* _Directions_
Apart from the pictures, write out all the records exactly.

Collection entries
▼▼▼

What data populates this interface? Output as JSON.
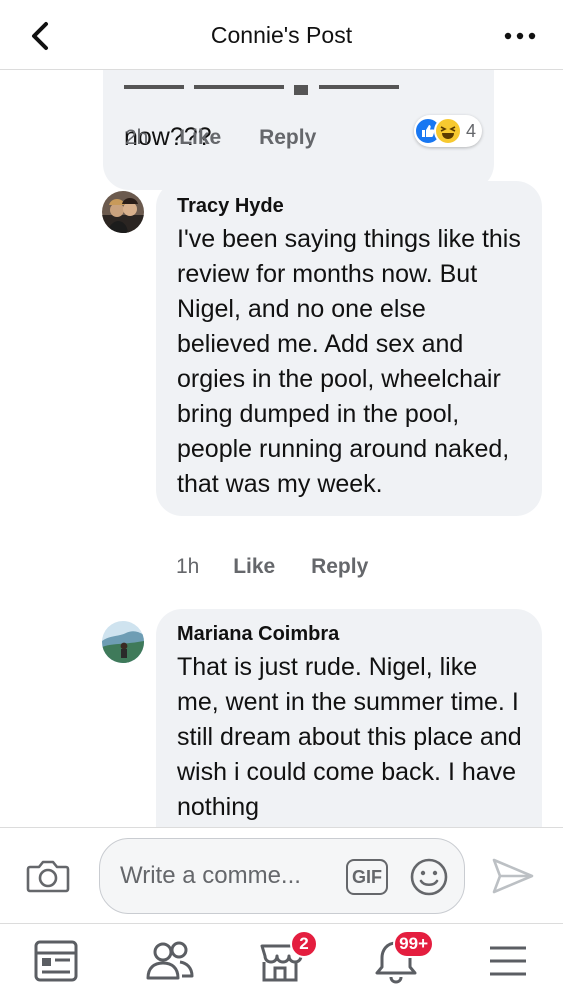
{
  "header": {
    "title": "Connie's Post"
  },
  "previous_comment": {
    "text_tail": "now???",
    "time": "2h",
    "like_label": "Like",
    "reply_label": "Reply",
    "reaction_count": "4"
  },
  "comments": [
    {
      "author": "Tracy Hyde",
      "text": "I've been saying things like this review for months now. But Nigel, and no one else believed me. Add sex and orgies in the pool, wheelchair bring dumped in the pool, people running around naked, that was my week.",
      "time": "1h",
      "like_label": "Like",
      "reply_label": "Reply"
    },
    {
      "author": "Mariana Coimbra",
      "text": "That is just rude. Nigel, like me, went in the summer time. I still dream about this place and wish i could come back. I have nothing"
    }
  ],
  "composer": {
    "placeholder": "Write a comme...",
    "gif_label": "GIF"
  },
  "bottom_nav": {
    "marketplace_badge": "2",
    "notifications_badge": "99+"
  },
  "colors": {
    "accent": "#1877f2",
    "badge": "#e41e3f",
    "bubble": "#f0f2f5",
    "meta_text": "#65676b"
  }
}
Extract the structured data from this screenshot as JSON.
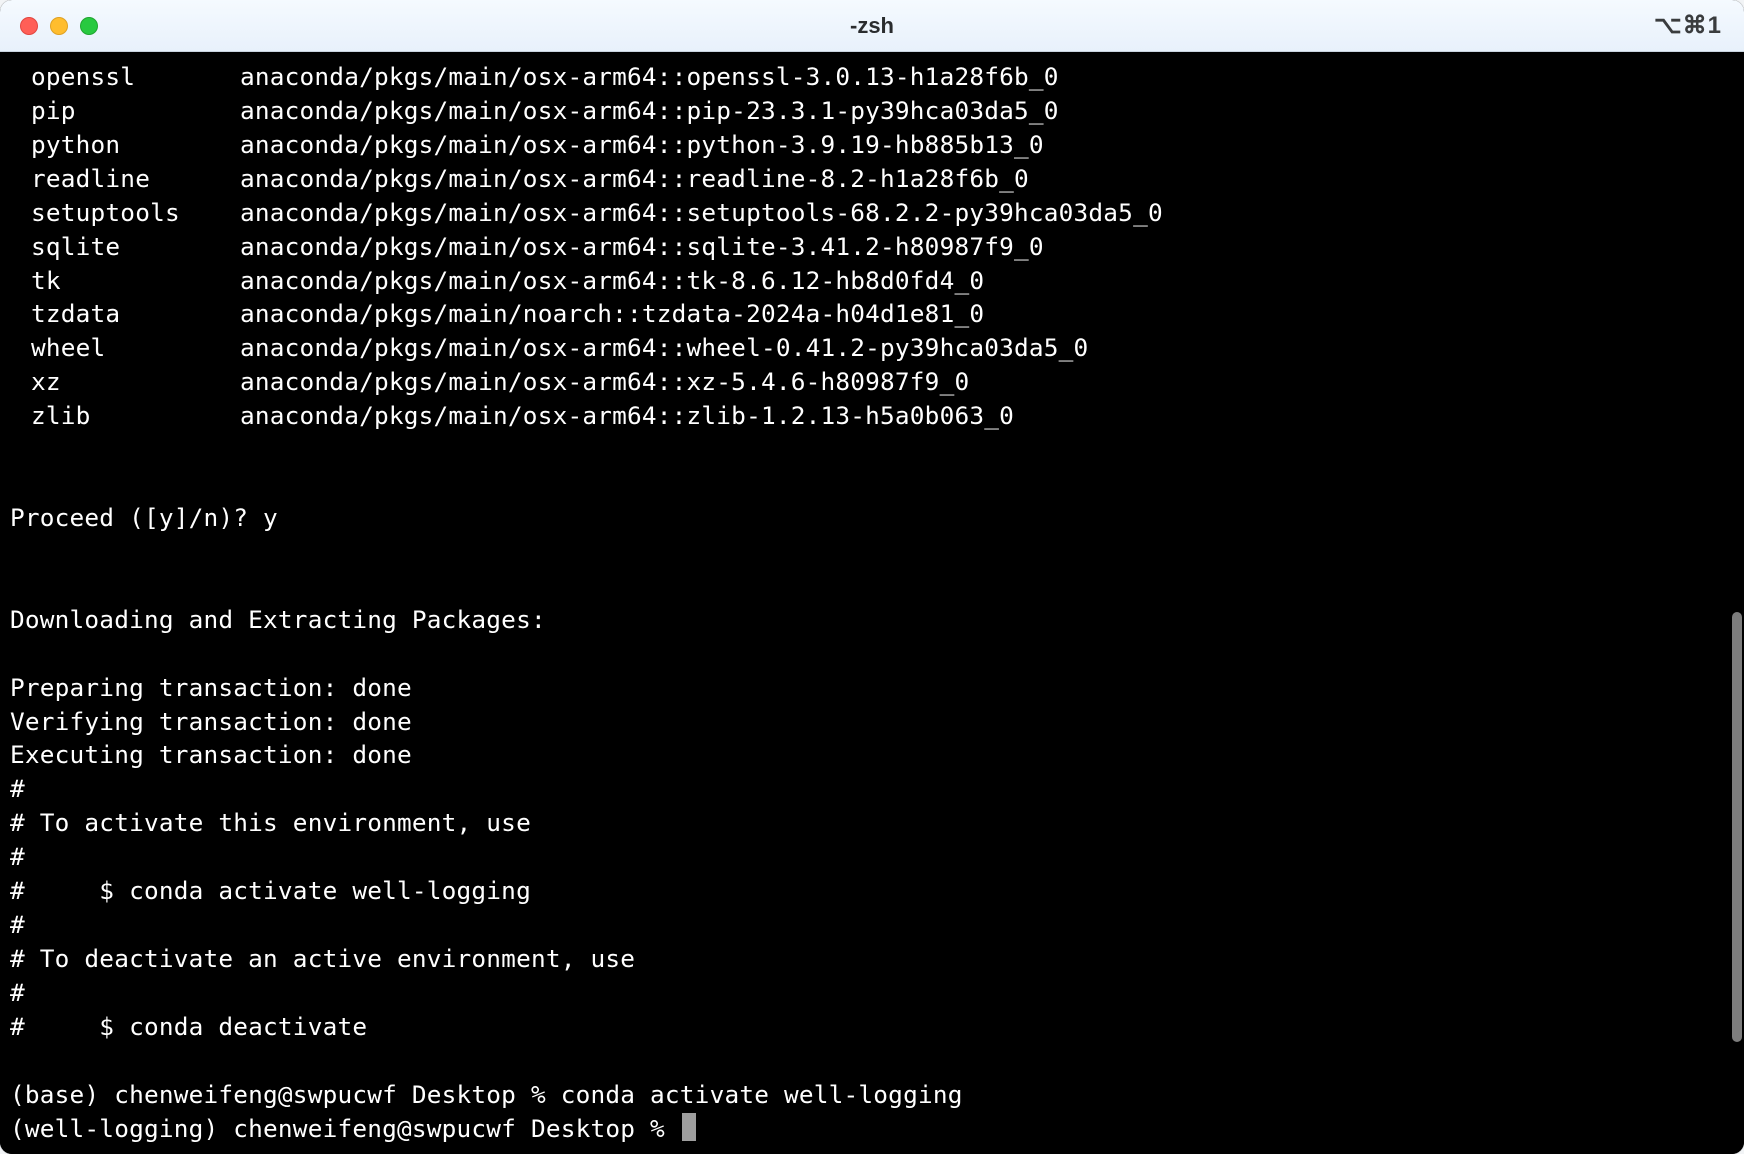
{
  "window": {
    "title": "-zsh",
    "shortcut": "⌥⌘1"
  },
  "packages": [
    {
      "name": "openssl",
      "spec": "anaconda/pkgs/main/osx-arm64::openssl-3.0.13-h1a28f6b_0"
    },
    {
      "name": "pip",
      "spec": "anaconda/pkgs/main/osx-arm64::pip-23.3.1-py39hca03da5_0"
    },
    {
      "name": "python",
      "spec": "anaconda/pkgs/main/osx-arm64::python-3.9.19-hb885b13_0"
    },
    {
      "name": "readline",
      "spec": "anaconda/pkgs/main/osx-arm64::readline-8.2-h1a28f6b_0"
    },
    {
      "name": "setuptools",
      "spec": "anaconda/pkgs/main/osx-arm64::setuptools-68.2.2-py39hca03da5_0"
    },
    {
      "name": "sqlite",
      "spec": "anaconda/pkgs/main/osx-arm64::sqlite-3.41.2-h80987f9_0"
    },
    {
      "name": "tk",
      "spec": "anaconda/pkgs/main/osx-arm64::tk-8.6.12-hb8d0fd4_0"
    },
    {
      "name": "tzdata",
      "spec": "anaconda/pkgs/main/noarch::tzdata-2024a-h04d1e81_0"
    },
    {
      "name": "wheel",
      "spec": "anaconda/pkgs/main/osx-arm64::wheel-0.41.2-py39hca03da5_0"
    },
    {
      "name": "xz",
      "spec": "anaconda/pkgs/main/osx-arm64::xz-5.4.6-h80987f9_0"
    },
    {
      "name": "zlib",
      "spec": "anaconda/pkgs/main/osx-arm64::zlib-1.2.13-h5a0b063_0"
    }
  ],
  "lines": {
    "proceed": "Proceed ([y]/n)? y",
    "download": "Downloading and Extracting Packages:",
    "prepare": "Preparing transaction: done",
    "verify": "Verifying transaction: done",
    "execute": "Executing transaction: done",
    "c1": "#",
    "c2": "# To activate this environment, use",
    "c3": "#",
    "c4": "#     $ conda activate well-logging",
    "c5": "#",
    "c6": "# To deactivate an active environment, use",
    "c7": "#",
    "c8": "#     $ conda deactivate",
    "prompt1": "(base) chenweifeng@swpucwf Desktop % conda activate well-logging",
    "prompt2": "(well-logging) chenweifeng@swpucwf Desktop % "
  }
}
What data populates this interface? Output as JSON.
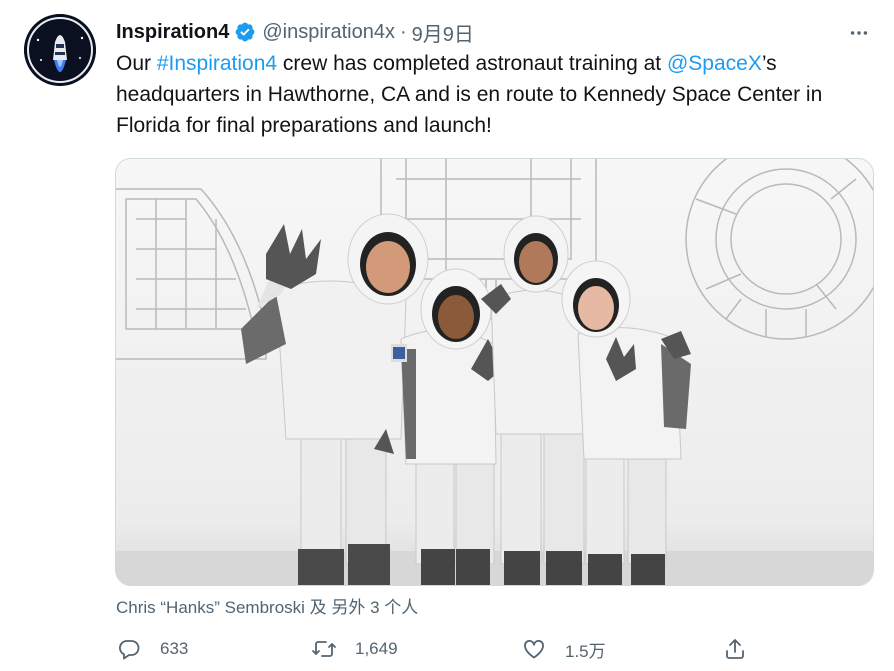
{
  "tweet": {
    "display_name": "Inspiration4",
    "handle": "@inspiration4x",
    "separator": "·",
    "date": "9月9日",
    "text": {
      "part1": "Our ",
      "hashtag": "#Inspiration4",
      "part2": " crew has completed astronaut training at ",
      "mention": "@SpaceX",
      "part3": "’s headquarters in Hawthorne, CA and is en route to Kennedy Space Center in Florida for final preparations and launch!"
    },
    "media_tag": "Chris “Hanks” Sembroski 及 另外 3 个人"
  },
  "actions": {
    "reply_count": "633",
    "retweet_count": "1,649",
    "like_count": "1.5万"
  },
  "colors": {
    "link": "#1d9bf0",
    "secondary_text": "#536471",
    "primary_text": "#0f1419",
    "verified": "#1d9bf0"
  },
  "icons": {
    "more": "more-icon",
    "verified": "verified-badge-icon",
    "reply": "reply-icon",
    "retweet": "retweet-icon",
    "like": "like-icon",
    "share": "share-icon"
  }
}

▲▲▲

* _Expected output_
What data populates this interface? Output as JSON.
{
  "header": {
    "title": "Connie's Post"
  },
  "previous_comment": {
    "text_tail": "now???",
    "time": "2h",
    "like_label": "Like",
    "reply_label": "Reply",
    "reaction_count": "4"
  },
  "comments": [
    {
      "author": "Tracy Hyde",
      "text": "I've been saying things like this review for months now. But Nigel, and no one else believed me. Add sex and orgies in the pool, wheelchair bring dumped in the pool, people running around naked, that was my week.",
      "time": "1h",
      "like_label": "Like",
      "reply_label": "Reply"
    },
    {
      "author": "Mariana Coimbra",
      "text": "That is just rude. Nigel, like me, went in the summer time. I still dream about this place and wish i could come back. I have nothing"
    }
  ],
  "composer": {
    "placeholder": "Write a comme...",
    "gif_label": "GIF"
  },
  "bottom_nav": {
    "marketplace_badge": "2",
    "notifications_badge": "99+"
  },
  "colors": {
    "accent": "#1877f2",
    "badge": "#e41e3f",
    "bubble": "#f0f2f5",
    "meta_text": "#65676b"
  }
}
Extract the structured data from this screenshot as JSON.
{
  "window": {
    "title": "-zsh",
    "shortcut": "⌥⌘1"
  },
  "packages": [
    {
      "name": "openssl",
      "spec": "anaconda/pkgs/main/osx-arm64::openssl-3.0.13-h1a28f6b_0"
    },
    {
      "name": "pip",
      "spec": "anaconda/pkgs/main/osx-arm64::pip-23.3.1-py39hca03da5_0"
    },
    {
      "name": "python",
      "spec": "anaconda/pkgs/main/osx-arm64::python-3.9.19-hb885b13_0"
    },
    {
      "name": "readline",
      "spec": "anaconda/pkgs/main/osx-arm64::readline-8.2-h1a28f6b_0"
    },
    {
      "name": "setuptools",
      "spec": "anaconda/pkgs/main/osx-arm64::setuptools-68.2.2-py39hca03da5_0"
    },
    {
      "name": "sqlite",
      "spec": "anaconda/pkgs/main/osx-arm64::sqlite-3.41.2-h80987f9_0"
    },
    {
      "name": "tk",
      "spec": "anaconda/pkgs/main/osx-arm64::tk-8.6.12-hb8d0fd4_0"
    },
    {
      "name": "tzdata",
      "spec": "anaconda/pkgs/main/noarch::tzdata-2024a-h04d1e81_0"
    },
    {
      "name": "wheel",
      "spec": "anaconda/pkgs/main/osx-arm64::wheel-0.41.2-py39hca03da5_0"
    },
    {
      "name": "xz",
      "spec": "anaconda/pkgs/main/osx-arm64::xz-5.4.6-h80987f9_0"
    },
    {
      "name": "zlib",
      "spec": "anaconda/pkgs/main/osx-arm64::zlib-1.2.13-h5a0b063_0"
    }
  ],
  "lines": {
    "proceed": "Proceed ([y]/n)? y",
    "download": "Downloading and Extracting Packages:",
    "prepare": "Preparing transaction: done",
    "verify": "Verifying transaction: done",
    "execute": "Executing transaction: done",
    "c1": "#",
    "c2": "# To activate this environment, use",
    "c3": "#",
    "c4": "#     $ conda activate well-logging",
    "c5": "#",
    "c6": "# To deactivate an active environment, use",
    "c7": "#",
    "c8": "#     $ conda deactivate",
    "prompt1": "(base) chenweifeng@swpucwf Desktop % conda activate well-logging",
    "prompt2": "(well-logging) chenweifeng@swpucwf Desktop % "
  }
}
What data populates this interface? Output as JSON.
{
  "tweet": {
    "display_name": "Inspiration4",
    "handle": "@inspiration4x",
    "separator": "·",
    "date": "9月9日",
    "text": {
      "part1": "Our ",
      "hashtag": "#Inspiration4",
      "part2": " crew has completed astronaut training at ",
      "mention": "@SpaceX",
      "part3": "’s headquarters in Hawthorne, CA and is en route to Kennedy Space Center in Florida for final preparations and launch!"
    },
    "media_tag": "Chris “Hanks” Sembroski 及 另外 3 个人"
  },
  "actions": {
    "reply_count": "633",
    "retweet_count": "1,649",
    "like_count": "1.5万"
  },
  "colors": {
    "link": "#1d9bf0",
    "secondary_text": "#536471",
    "primary_text": "#0f1419",
    "verified": "#1d9bf0"
  },
  "icons": {
    "more": "more-icon",
    "verified": "verified-badge-icon",
    "reply": "reply-icon",
    "retweet": "retweet-icon",
    "like": "like-icon",
    "share": "share-icon"
  }
}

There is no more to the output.